Robbins also held for his first walk-off field goal and that part of his game has been fine because McPherson is rolling along. He's tried more 50-yarders than anyone this season (12) with his two Monday night and even though he missed one, he still has more 50-yarders than anyone since he came into the NFL in 2021. He's 21 of 28 for 75 % from 50 and is dwarfing his icon in that same stretch with Justin Tucker 16 of 25 for 64%. Even Evan's 21st career 50th came on one of his cool darts, a 54-yarder with 2:28 left in regulation for a 31-28 lead in the same direction his 57-yarder hit the crossbar earlier. But Simmons said he crushed the winner, a 48-yarder with 1:45 left in OT.
"He thinks he can hit every ball and I'm glad he feels that way," Simmons said. "He's a really positive guy. He analyzes a lot. But he doesn't overthink. That's what's unique about him. It was the same mannerisms that he had on a game-ender when he was a rookie. Never flinches.
"On the miss from 57, he just said, 'I undercut it.' But he doesn't dwell on it. The most important kick is the next one. Good short-term memory."
IN THE LOOP: Bengals running back Joe Mixon, who just moved past former Bengals running back Cedric Benson into 98th on the NFL all-time rushing list with 6,067 yards, has already made Justin Hill's highlight loop this week on his blood-and-guts six-yard touchdown run he dragged Jags cornerback Darious Williams and safety Andrew Wingard into the end zone.
Hill, the Bengals running backs coach, puts together power-point presentations and highlight clips from around the league to make his points.
"Determination. Will. Want-to," Mixon said. "We talk about see two, split two. That was a prime example of see two, split two. Kept my balance. Got real low and I was able to balance my hand on the ground and get in there. It was a hell of a run for us."
Asked if he thinks the play will make Hill's loop, Mixon said, "It already did."
The Bengals rushed for a season-high 156 yards, but for the first time this season Mixon split it up. He had 68 on 19 carries while rookie Chase Brown had 61 on nine carries in his break-out game. Mixon says he's OK giving the defense a different look.
"It's definitely cool. Chase is a young buck ready to get out there and show what he's got," Mixon said. "He's stepped up in a major way. As long as everybody continues to do that in whatever position there is, I think we'll be in great shape."

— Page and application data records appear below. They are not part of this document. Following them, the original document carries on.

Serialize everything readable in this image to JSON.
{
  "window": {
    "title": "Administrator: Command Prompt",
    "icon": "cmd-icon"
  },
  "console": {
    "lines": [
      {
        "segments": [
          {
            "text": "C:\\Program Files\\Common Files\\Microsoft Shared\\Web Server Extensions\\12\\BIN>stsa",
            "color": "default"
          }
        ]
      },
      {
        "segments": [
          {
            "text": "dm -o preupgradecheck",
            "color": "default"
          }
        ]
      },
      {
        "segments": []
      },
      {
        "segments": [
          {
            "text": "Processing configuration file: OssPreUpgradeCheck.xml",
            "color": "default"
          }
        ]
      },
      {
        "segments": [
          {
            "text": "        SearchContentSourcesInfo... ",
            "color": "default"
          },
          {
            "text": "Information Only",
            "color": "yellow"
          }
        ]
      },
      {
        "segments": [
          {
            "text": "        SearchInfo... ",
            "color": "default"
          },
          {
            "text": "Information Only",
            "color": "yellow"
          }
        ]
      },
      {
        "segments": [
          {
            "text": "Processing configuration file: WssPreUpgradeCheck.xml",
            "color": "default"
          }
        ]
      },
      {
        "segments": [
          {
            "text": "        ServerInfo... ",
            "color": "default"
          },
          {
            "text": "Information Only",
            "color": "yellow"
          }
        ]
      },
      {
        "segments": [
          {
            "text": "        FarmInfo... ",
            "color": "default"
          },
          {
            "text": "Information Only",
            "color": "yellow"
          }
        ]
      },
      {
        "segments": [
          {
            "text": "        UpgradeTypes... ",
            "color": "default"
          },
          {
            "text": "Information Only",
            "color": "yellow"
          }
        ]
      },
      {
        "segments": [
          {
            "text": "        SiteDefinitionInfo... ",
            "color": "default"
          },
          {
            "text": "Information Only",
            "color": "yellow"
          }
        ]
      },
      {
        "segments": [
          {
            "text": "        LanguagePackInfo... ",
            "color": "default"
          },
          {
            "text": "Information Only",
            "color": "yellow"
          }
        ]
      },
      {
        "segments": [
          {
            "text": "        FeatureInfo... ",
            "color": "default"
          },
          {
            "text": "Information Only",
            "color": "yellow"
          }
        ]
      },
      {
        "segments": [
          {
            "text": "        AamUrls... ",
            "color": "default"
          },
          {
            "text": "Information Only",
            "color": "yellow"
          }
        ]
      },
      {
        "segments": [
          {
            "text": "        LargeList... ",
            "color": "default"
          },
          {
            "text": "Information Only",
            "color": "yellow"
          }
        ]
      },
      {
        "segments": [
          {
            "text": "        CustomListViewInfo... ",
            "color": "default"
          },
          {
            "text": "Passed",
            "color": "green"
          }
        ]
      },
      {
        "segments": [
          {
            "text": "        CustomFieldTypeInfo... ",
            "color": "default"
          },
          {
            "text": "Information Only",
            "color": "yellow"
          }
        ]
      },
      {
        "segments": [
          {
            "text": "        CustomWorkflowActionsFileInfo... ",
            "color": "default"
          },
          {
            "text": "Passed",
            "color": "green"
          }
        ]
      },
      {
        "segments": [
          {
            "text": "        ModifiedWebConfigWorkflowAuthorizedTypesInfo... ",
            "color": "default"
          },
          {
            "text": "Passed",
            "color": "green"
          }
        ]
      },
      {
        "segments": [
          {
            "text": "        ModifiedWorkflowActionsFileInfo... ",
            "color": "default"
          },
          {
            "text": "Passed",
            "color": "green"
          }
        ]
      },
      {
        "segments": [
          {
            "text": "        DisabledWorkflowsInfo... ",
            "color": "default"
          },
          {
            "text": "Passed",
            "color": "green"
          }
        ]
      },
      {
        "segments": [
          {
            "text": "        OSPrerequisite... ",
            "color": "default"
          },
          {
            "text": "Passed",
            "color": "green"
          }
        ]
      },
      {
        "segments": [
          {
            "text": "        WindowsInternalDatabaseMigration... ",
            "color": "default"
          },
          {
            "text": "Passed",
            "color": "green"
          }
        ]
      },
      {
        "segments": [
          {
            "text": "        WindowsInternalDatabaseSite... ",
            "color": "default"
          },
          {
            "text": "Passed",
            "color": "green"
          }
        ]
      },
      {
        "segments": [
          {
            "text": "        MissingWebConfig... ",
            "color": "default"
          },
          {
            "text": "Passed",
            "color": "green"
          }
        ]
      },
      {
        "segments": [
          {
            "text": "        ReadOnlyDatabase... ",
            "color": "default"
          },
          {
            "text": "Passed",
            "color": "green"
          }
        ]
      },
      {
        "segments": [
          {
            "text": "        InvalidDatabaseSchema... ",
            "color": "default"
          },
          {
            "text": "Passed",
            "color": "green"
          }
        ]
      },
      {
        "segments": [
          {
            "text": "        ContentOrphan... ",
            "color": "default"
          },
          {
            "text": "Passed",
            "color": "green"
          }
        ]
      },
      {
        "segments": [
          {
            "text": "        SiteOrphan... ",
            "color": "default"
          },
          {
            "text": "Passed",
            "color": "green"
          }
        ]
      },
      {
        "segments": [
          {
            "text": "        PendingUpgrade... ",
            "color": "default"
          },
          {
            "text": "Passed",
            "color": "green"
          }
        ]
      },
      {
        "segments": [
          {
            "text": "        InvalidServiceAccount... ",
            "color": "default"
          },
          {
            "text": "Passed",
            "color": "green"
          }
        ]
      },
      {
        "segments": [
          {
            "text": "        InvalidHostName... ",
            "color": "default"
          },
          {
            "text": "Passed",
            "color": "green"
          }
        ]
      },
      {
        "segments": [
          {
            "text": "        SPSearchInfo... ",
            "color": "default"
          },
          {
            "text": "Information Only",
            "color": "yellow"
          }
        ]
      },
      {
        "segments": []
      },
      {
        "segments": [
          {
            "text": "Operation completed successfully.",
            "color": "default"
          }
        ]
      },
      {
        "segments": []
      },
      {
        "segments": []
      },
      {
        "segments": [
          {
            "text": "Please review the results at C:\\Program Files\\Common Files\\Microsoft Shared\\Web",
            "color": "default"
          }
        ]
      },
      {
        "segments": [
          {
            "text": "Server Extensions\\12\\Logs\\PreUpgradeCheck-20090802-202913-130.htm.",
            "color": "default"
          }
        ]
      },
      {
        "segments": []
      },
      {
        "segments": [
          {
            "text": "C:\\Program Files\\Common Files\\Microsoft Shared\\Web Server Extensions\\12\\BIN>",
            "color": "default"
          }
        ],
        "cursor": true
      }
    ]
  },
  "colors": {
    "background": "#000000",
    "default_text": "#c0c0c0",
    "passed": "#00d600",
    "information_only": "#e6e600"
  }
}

SLANTS AND SCREENS: Mixon on Pro Bowl wide receiver Ja'Marr Chase's emerging leadership: "Certain times throughout your career you get more vocal. Ja'Marr, he does what he does, he gives us great play on offense. Being a leader and becoming vocal, that just comes when you're ready. I think that's hitting him at the right time. Obviously, he'll bring everybody with him." …
Head coach Zac Taylor was upbeat about guys playing Sunday even though nose tackle DJ Reader (back) didn't practice Friday, and slot receiver Tyler Boyd (ankle) went limited, and both were listed as questionable. Cornerback DJ Turner (hamstring) went full and is OK to play …